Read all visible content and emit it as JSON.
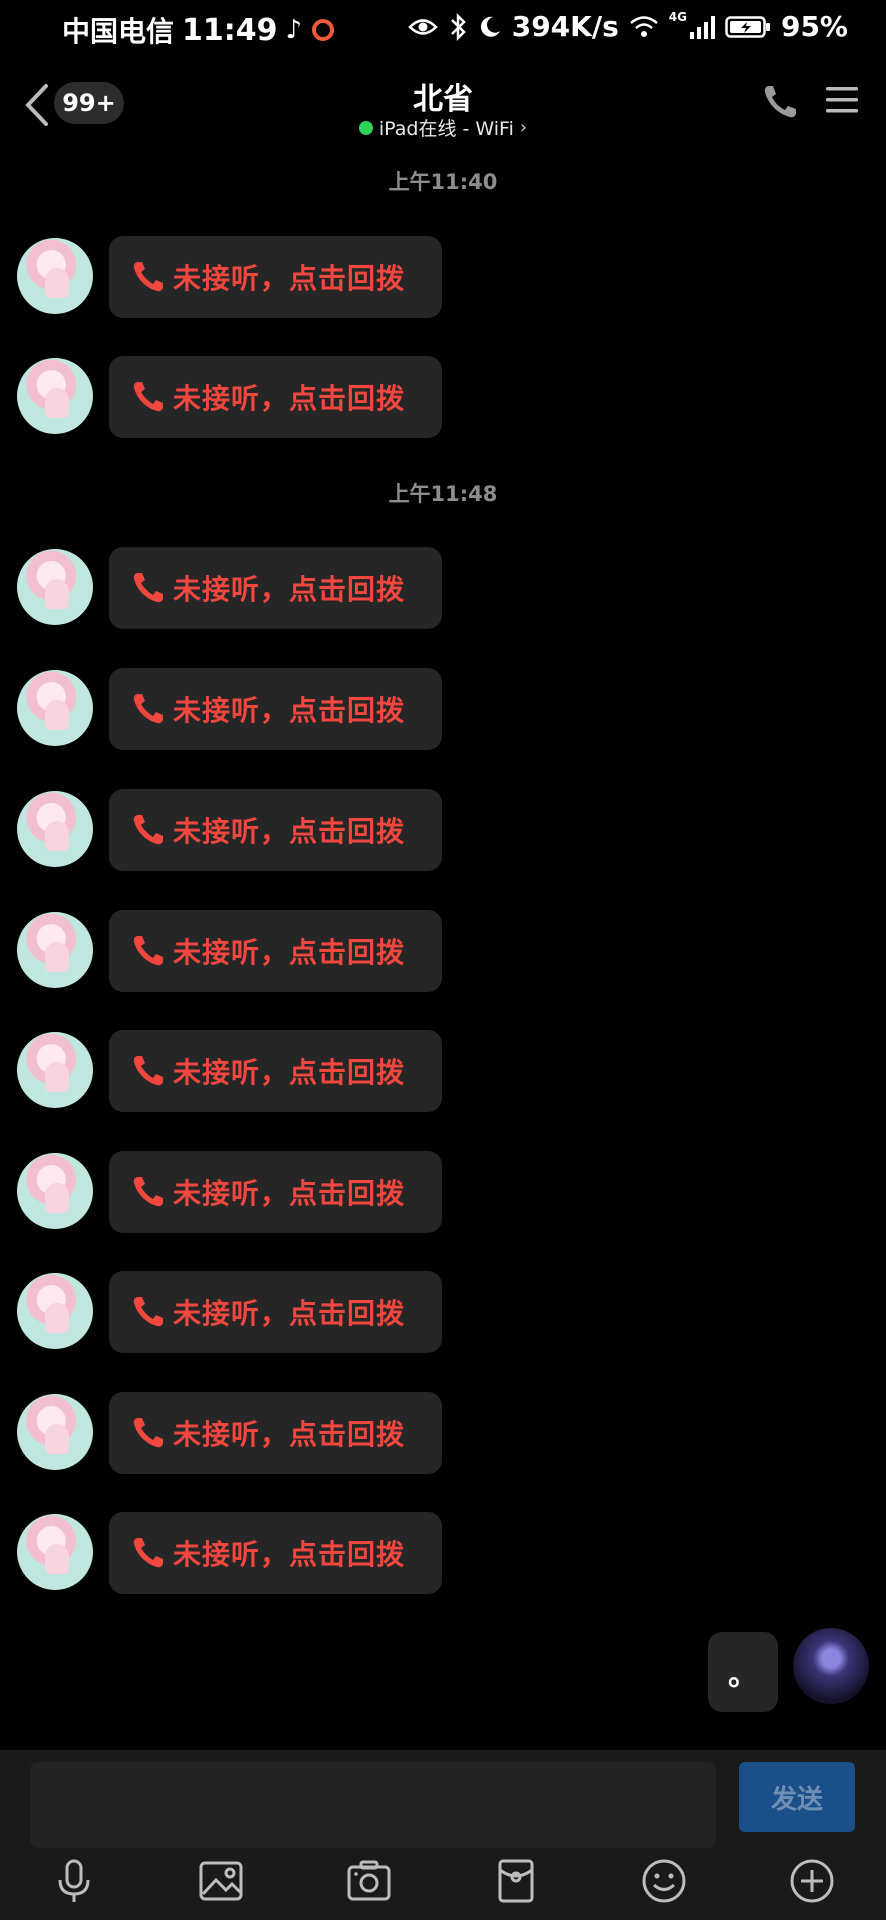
{
  "status_bar": {
    "carrier": "中国电信",
    "time": "11:49",
    "net_speed": "394K/s",
    "network": "4G",
    "battery": "95%",
    "icons": [
      "music-note-icon",
      "record-icon",
      "eye-icon",
      "bluetooth-icon",
      "moon-icon",
      "wifi-icon",
      "signal-icon",
      "battery-charging-icon"
    ]
  },
  "header": {
    "unread_badge": "99+",
    "title": "北省",
    "subtitle": "iPad在线 - WiFi",
    "subtitle_chevron": "›",
    "online_color": "#2fd15a"
  },
  "chat": {
    "sections": [
      {
        "timestamp": "上午11:40"
      },
      {
        "timestamp": "上午11:48"
      }
    ],
    "missed_call_text": "未接听，点击回拨",
    "missed_call_color": "#f0473e",
    "my_message": "。"
  },
  "composer": {
    "input_value": "",
    "send_label": "发送",
    "toolbar": [
      "microphone-icon",
      "image-icon",
      "camera-icon",
      "red-packet-icon",
      "emoji-icon",
      "plus-icon"
    ]
  }
}
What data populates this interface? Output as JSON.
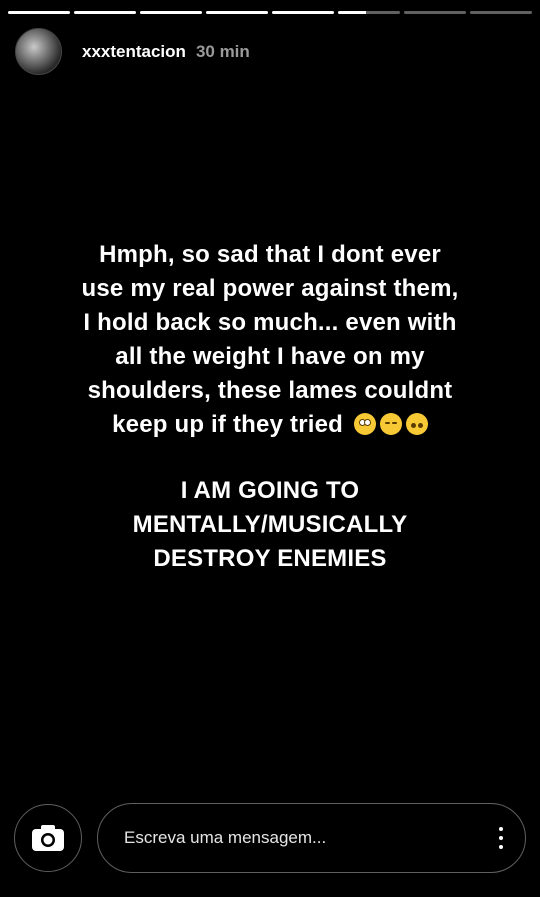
{
  "progress": {
    "segments": 8,
    "completed": 5,
    "active_index": 5,
    "active_fraction": 0.45
  },
  "header": {
    "username": "xxxtentacion",
    "time": "30 min"
  },
  "story": {
    "text": "Hmph, so sad that I dont ever use my real power against them, I hold back so much... even with all the weight I have on my shoulders, these lames couldnt keep up if they tried",
    "emojis": [
      "face-with-rolling-eyes",
      "relieved-face",
      "upside-down-face"
    ],
    "shout": "I AM GOING TO MENTALLY/MUSICALLY DESTROY ENEMIES"
  },
  "footer": {
    "camera_icon": "camera-icon",
    "message_placeholder": "Escreva uma mensagem...",
    "more_icon": "more-vertical-icon"
  },
  "colors": {
    "background": "#000000",
    "text": "#ffffff",
    "muted": "#9a9a9a"
  }
}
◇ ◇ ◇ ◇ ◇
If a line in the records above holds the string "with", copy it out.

    "text": "Hmph, so sad that I dont ever use my real power against them, I hold back so much... even with all the weight I have on my shoulders, these lames couldnt keep up if they tried",
      "face-with-rolling-eyes",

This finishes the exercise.